In addition to the impressive, well-known dharma catalogue of videos, books, and other media offerings, Roshi also produced the private-label “Dogs and Cats Know It; Zen Students Do Not,” featuring his son Asian’s tabby cat, his dog Lobo, and himself disguised in a fake moustache fashioned of dog hair, conducting interviews, and making perhaps the most killing presentation of the ancient koan ever.
And there is also his underground video “Zen Fang,” in which the monastery compost heap is rid of an infestation of giant rats, the community is saved from certain doom, and Roshi awards Lobo, the rat killer and film’s hero, with kisses on both cheeks and a Legion of Honor Medal as the dog sits posed, confused, in front of the vanquished rat pack.
Tears and laughter.
The profound and profane.

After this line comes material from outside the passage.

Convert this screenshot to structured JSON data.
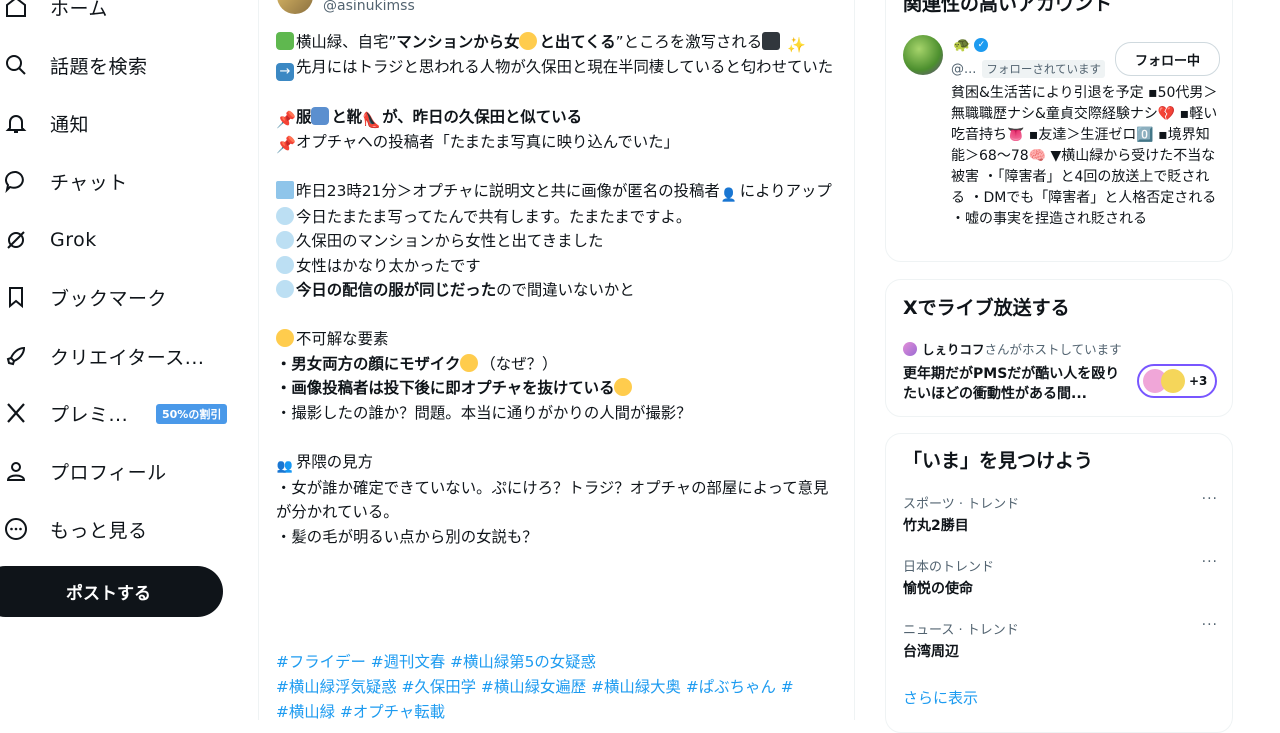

Dogen: “You are intimate with Buddha ancestors, intimate with other beings. This being so, intimacy renews intimacy.” Daido was known for his boldness and creativity, yet I think of so many moments of his quiet and wondrous healing. Many who have known, loved, been his friend or student, no doubt have memories of such times. I have a particularly special one. A day, again, in the Adirondacks.

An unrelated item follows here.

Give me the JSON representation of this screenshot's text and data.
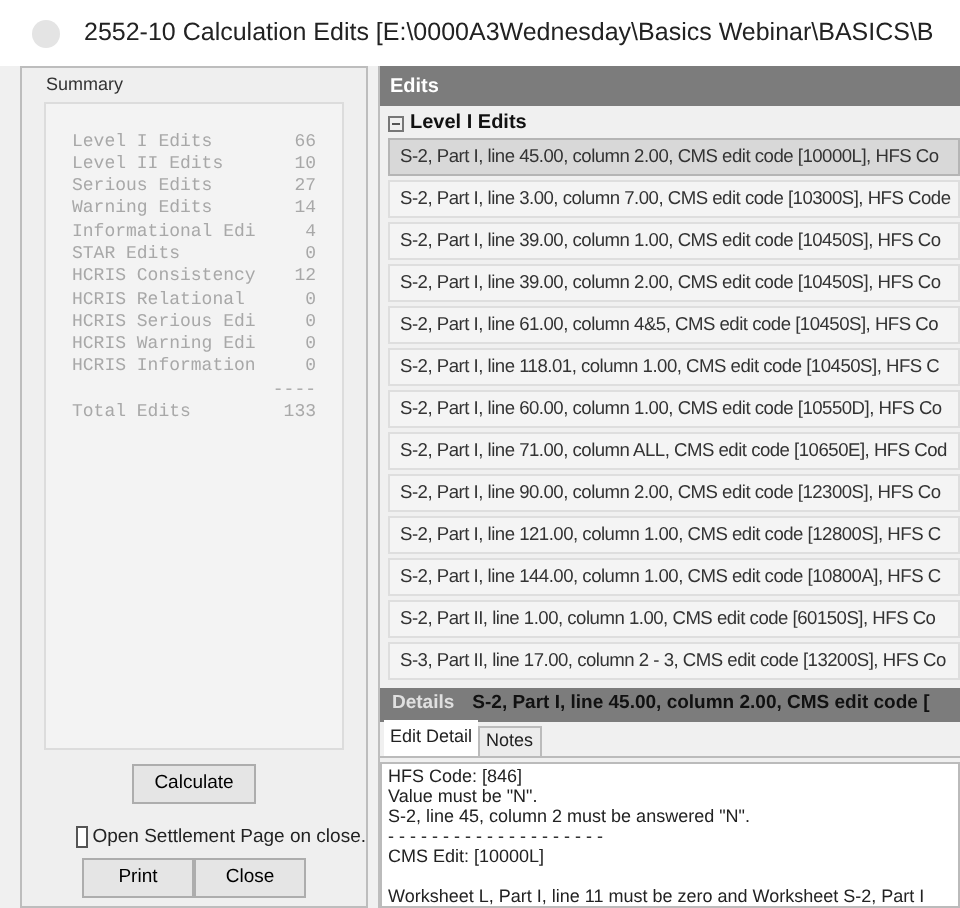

I was in a great deal of bodily pain from an illness, but not speaking of it, and Daido had not said anything direct either, as I stumbled a bit with the routines of twilight in camp. As it got dark, he suddenly ordered—”Myo, get in the boat.” I was too tired to even offer the objection of not being able, or that he should not, I didn’t think, use that imperative tone in this time/ place/position/to that degree/etc., and just climbed down the rocks into the bow of the very small motorboat. We puttered out into the blackness of Moose Bay. Stars were just coming out. Everything I called bones and muscles felt as if beaten and bruised beyond expression. He knocked back the boat engine, and at once we were in a slow spin, the stern of the boat a pivot point as we turned and turned. Nothing was said. The whole sky was the whole mind. I imagine that we must have been there half an hour or so. Or maybe it was a lifetime. I lost time, lost body, lost pain.
Dogen and Daido would say: these mountains belong to those who love them. Belonging to love, to the mountains and the waters—this, I think, is the big legacy of Daido’s life and love.
We once published his intimate words on love:
I Love You
This is loving the Self
being love by loving
and being loved by the Way.
Isn’t this the same as
loving a mountain
loving a person
loving the self.
My love for you
Your love for me
This is so not only for love
but for all activity.
This is so not only for sentient beings
but the ten thousand things.
I love you.
May the Great Way
of being love by loving
and the scent of the sweet cup
is never far
I love you, Daido.
—Bonnie Myotai Treace